The once westward roll of what is now the world's largest river was caused by a long-gone highland near what today is the river's mouth. That highland was created by the breaking away of South America from Africa and the creation of the Atlantic Ocean during the Cretaceous Period, 65 to 145 million years ago. Later, when the Andes rose up on the western side of South America, the river had no choice but to drain into the new ocean.
"It just happened in a way that the current Amazon could take advantage of where an old river and ocean basin used to sit," said geologist Russell Mapes, a doctoral candidate at the University of North Carolina in Chapel Hill.
Previous Brazilian and U.S. researchers have proposed smaller scale reversals and splits in the Amazon Basin, but nothing on the scale of the entire basin, said Mapes.

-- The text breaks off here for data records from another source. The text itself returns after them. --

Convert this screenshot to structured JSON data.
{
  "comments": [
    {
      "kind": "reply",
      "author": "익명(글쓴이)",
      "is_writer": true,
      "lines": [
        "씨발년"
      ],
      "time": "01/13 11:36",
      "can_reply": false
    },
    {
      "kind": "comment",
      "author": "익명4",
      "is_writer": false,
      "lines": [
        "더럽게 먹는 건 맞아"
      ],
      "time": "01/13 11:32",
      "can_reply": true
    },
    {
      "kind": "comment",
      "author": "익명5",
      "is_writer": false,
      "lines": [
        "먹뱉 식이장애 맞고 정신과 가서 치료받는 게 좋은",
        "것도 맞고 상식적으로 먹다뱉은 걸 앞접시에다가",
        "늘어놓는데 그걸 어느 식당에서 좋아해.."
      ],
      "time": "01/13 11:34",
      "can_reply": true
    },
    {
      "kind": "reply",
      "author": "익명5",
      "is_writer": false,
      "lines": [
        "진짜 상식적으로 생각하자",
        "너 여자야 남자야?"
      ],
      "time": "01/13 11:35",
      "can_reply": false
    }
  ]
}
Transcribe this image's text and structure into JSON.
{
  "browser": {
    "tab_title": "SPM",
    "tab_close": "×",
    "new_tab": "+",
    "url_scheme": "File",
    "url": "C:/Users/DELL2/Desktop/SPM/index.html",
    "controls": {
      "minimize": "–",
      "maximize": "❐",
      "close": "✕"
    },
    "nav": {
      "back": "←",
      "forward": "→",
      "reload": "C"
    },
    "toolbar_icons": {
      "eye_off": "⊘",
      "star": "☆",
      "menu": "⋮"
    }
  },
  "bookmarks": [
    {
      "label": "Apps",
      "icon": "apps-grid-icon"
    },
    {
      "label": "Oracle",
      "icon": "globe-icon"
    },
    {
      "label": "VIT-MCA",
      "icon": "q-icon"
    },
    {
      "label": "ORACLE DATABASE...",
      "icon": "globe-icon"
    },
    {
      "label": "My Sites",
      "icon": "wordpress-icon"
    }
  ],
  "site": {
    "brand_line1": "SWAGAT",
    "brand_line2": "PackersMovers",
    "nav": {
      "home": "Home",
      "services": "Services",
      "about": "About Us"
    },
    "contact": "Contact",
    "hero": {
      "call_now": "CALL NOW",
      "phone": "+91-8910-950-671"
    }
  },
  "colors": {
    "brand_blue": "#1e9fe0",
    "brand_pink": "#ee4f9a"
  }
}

The evidence for the Amazon's ancient switcheroo comes in the form of tiny crystals of a mineral called zircon, as well as telltale signs of the river flow direction captured in the structure of old river sediments.
Zircons are stubbornly long-lived and tend to be recycled over and over without stopping their internal uranium-lead radioisotope clocks that started ticking when the minerals first formed. As a result, they are tiny windows for peaking at long-lost mountains and entire continents.
The zircons in old sands studied by Mapes, his UNC faculty advisor Drew Coleman, and their Brazilian colleagues Afonso Nogueira and Angela Maria Leguizamon Vega, stand out because they do not appear to come from the Andes at all. In fact they date to about 1.3 to 2.1 billion years ago. So they had to have been formed in rocks that solidified in mountains that eroded away into the earliest Amazon.
Mapes is scheduled to present the team's findings on Wednesday, 25 October, at the Annual Meeting of the Geological Society of America in Philadelphia. What he won't have time to describe to other researchers is the adventure they underwent to gather up those little zircons.
"It was a pretty exotic trip," said Coleman. "We took planes and aluminum small boats. In the first year we took a two-and-a-half week cruise up the river from Manaus. We sampled young and old sediment outcrops on the river. We traveled about 500 kilometers."
"In the second year, we did three small hops -- plane flights downstream then rented small boats at each stopping point," recalls Mapes. "One night in a boat we ran out of gas in an electrical storm. Luckily, it was the one place in the basin where my cell phone worked. We called the man who rented the boat to us and he came out and got us. We just bobbed around. It was a place where the river is several miles wide."
In the end, said Mapes, it was worth it to finally be able to see back further in time. "When I got the actual data back, I was happy."
WHEN & WHERE
EVIDENCE FOR A CONTINENT SCALE DRAINAGE INVERSION IN THE AMAZON BASIN SINCE THE LATE CRETACEOUS 2:00-2:15 p.m., Wednesday, 25 October 2006 Pennsylvania Convention Center Room 112 A
Ann Cairns | EurekAlert!
Large-Mouthed Fish Was Top Predator After Mass Extinction
26.07.2017 | Universität Zürich
Strength of tectonic plates may explain shape of the Tibetan Plateau, study finds
25.07.2017 | University of Illinois at Urbana-Champaign
Strong light-matter coupling in these semiconducting tubes may hold the key to electrically pumped lasers
Light-matter quasi-particles can be generated electrically in semiconducting carbon nanotubes. Material scientists and physicists from Heidelberg University...
Fraunhofer IPA has developed a proximity sensor made from silicone and carbon nanotubes (CNT) which detects objects and determines their position. The materials and printing process used mean that the sensor is extremely flexible, economical and can be used for large surfaces. Industry and research partners can use and further develop this innovation straight away.
At first glance, the proximity sensor appears to be nothing special: a thin, elastic layer of silicone onto which black square surfaces are printed, but these...
3-D shape acquisition using water displacement as the shape sensor for the reconstruction of complex objects
A global team of computer scientists and engineers have developed an innovative technique that more completely reconstructs challenging 3D objects. An ancient...
Physicists have developed a new technique that uses electrical voltages to control the electron spin on a chip. The newly-developed method provides protection from spin decay, meaning that the contained information can be maintained and transmitted over comparatively large distances, as has been demonstrated by a team from the University of Basel’s Department of Physics and the Swiss Nanoscience Institute. The results have been published in Physical Review X.
For several years, researchers have been trying to use the spin of an electron to store and transmit information. The spin of each electron is always coupled...
What is the mass of a proton? Scientists from Germany and Japan successfully did an important step towards the most exact knowledge of this fundamental constant. By means of precision measurements on a single proton, they could improve the precision by a factor of three and also correct the existing value.
To determine the mass of a single proton still more accurate – a group of physicists led by Klaus Blaum and Sven Sturm of the Max Planck Institute for Nuclear...
26.07.2017 | Event News
21.07.2017 | Event News
19.07.2017 | Event News
26.07.2017 | Physics and Astronomy
26.07.2017 | Life Sciences
26.07.2017 | Earth Sciences